Editorial: The Human Rights Agenda

Editorial: The Human Rights Agenda
The Jakarta Post

The release of two separate human rights reports in the past
weeks could not be timelier given the fact that Indonesians will
vote for their next president next week.

Unfinished Business — Police Accountability in Indonesia, a
report by the London-based International Amnesty, and What Did I
Do Wrong? Papuans in Merauke Face Abuses by Indonesian Special
Forces, released by the New York-based Human Rights Watch,
should remind the nation that the reforms begun after the
collapse of the authoritarian Soeharto regime in 1998 must

Our claim to be the world’s third largest democracy will be
seriously compromised unless the presidential candidates address
these reports, from two credible international institutions, and
heed their recommendations.

Sadly, all three candidates and their running mates have
consistently skirted the human rights issue completely. Each
time questions have been raised about the abuses committed
during the Soeharto years, the candidates insist they have all
been resolved and that there is nothing more to be done — end of

This is sad indeed because, as Amnesty International and Human
Rights Watch reported, the culture of impunity for vagrant
abuses by powerful state institutions in this country remains in
tact. Anyone looking for examples of Fareed Zakaria’s “illiberal
democracy” need look no further than Indonesia, its living
proof, at least going by these reports. One would be tempted to
call Indonesia an illiberal and unjust democracy.

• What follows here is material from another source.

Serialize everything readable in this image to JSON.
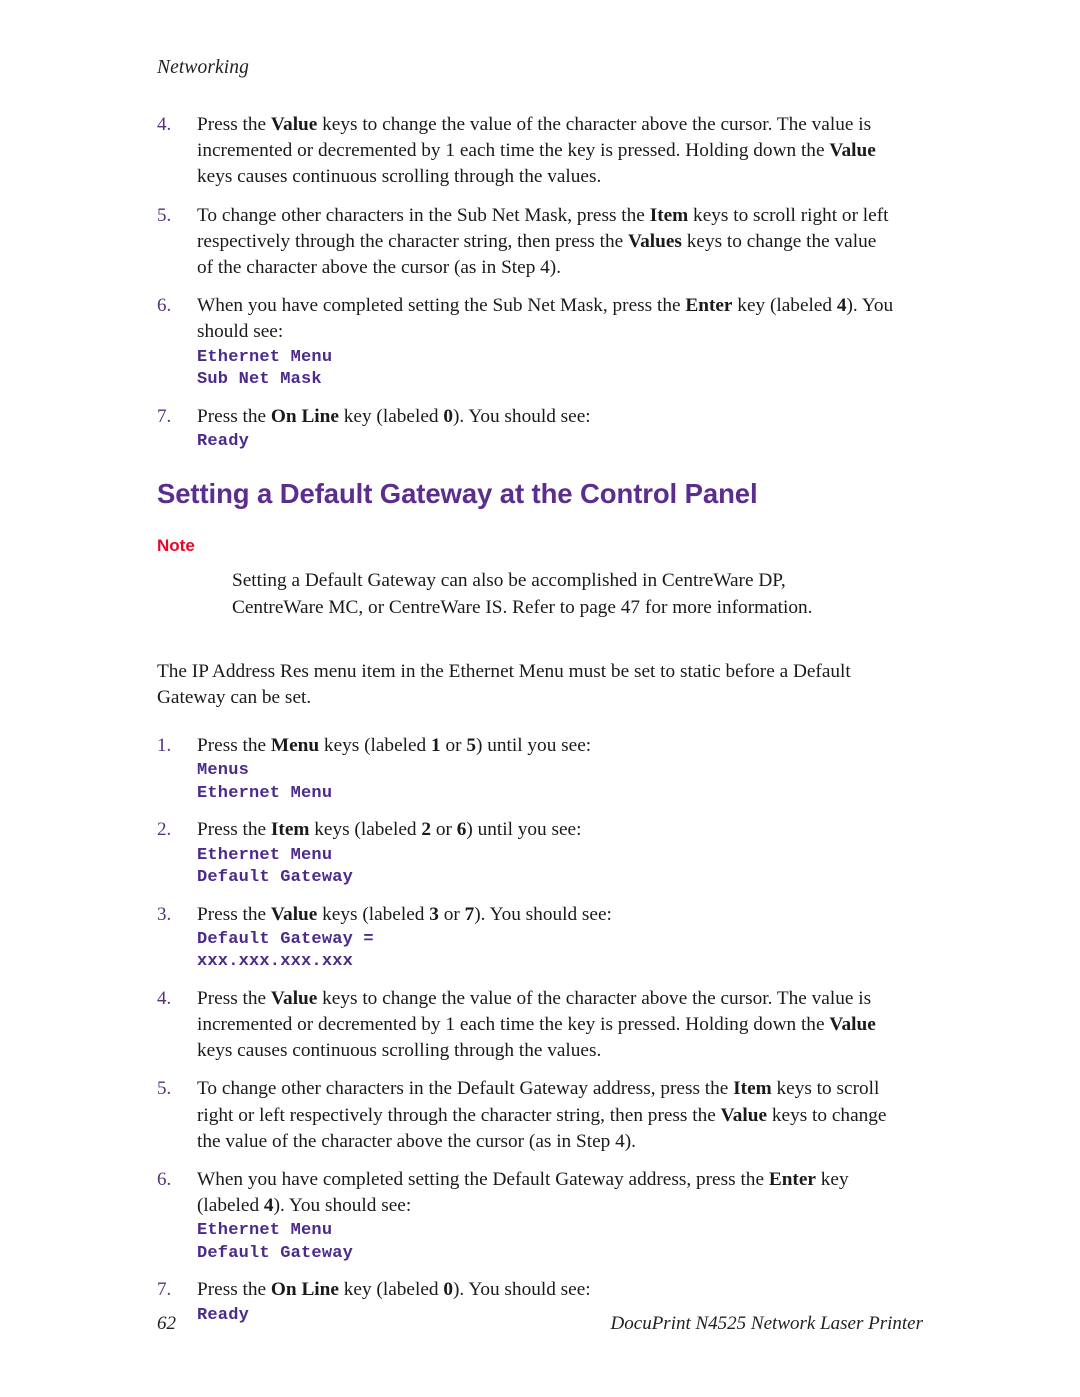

The National Police and Kopassus (Army Special Forces) that the
reports single out for their continued human rights abuses have
undergone some reforms in the last 11 years, but clearly these
have not been far reaching enough.

Granted, the victims of these reported human rights abuses are
specific groups and not the public in general, as was the case
in the past; but that does not make it right. Amnesty
International said “criminal suspects living in poor and
marginalized communities, in particular women and repeat
offenders, suffer disproportionately from a range of human
rights violations.” The Human Rights Watch report was more
specific, detailing the abuse of residents of Merauke, a town in
the southeast corner of Papua province suspected of harboring
separatists and their sympathizers.

Victims interviewed in the reports gave graphic details of the
kind of torture methods employed by the police and the Kopassus
to coerce them into giving incriminating confessions, or, in the
case of the police, to extort bribes. These interrogation
techniques are unacceptable in a democratic and civilized nation.

In the Soeharto years, reports of abuses in Indonesia were main
staples for human rights organizations; the regime simply chose
to ignore and deny the allegations. The government, and those
institutions named in the report, would be making a grave
mistake to simply dismiss these reports this time around. A
credible and independent inquiry, as both reports proposed, must
be conducted using the materials gathered by Amnesty
International and Human Rights Watch.

Since Indonesia is in election mode, now is the time to ensure
all candidates public commit to improving human rights for all
people in Indonesia.

We have three generals running for office: the incumbent
president Susilo Bambang Yudhoyono and vice presidential
candidates Wiranto and Prabowo Subianto (himself a former
Kopassus chief).

Given their military backgrounds, they should be more than
familiar with the human rights problems in Indonesia. They can
either end this culture of impunity once and for all, or
maintain it. Let’s hope Indonesia makes the right choice.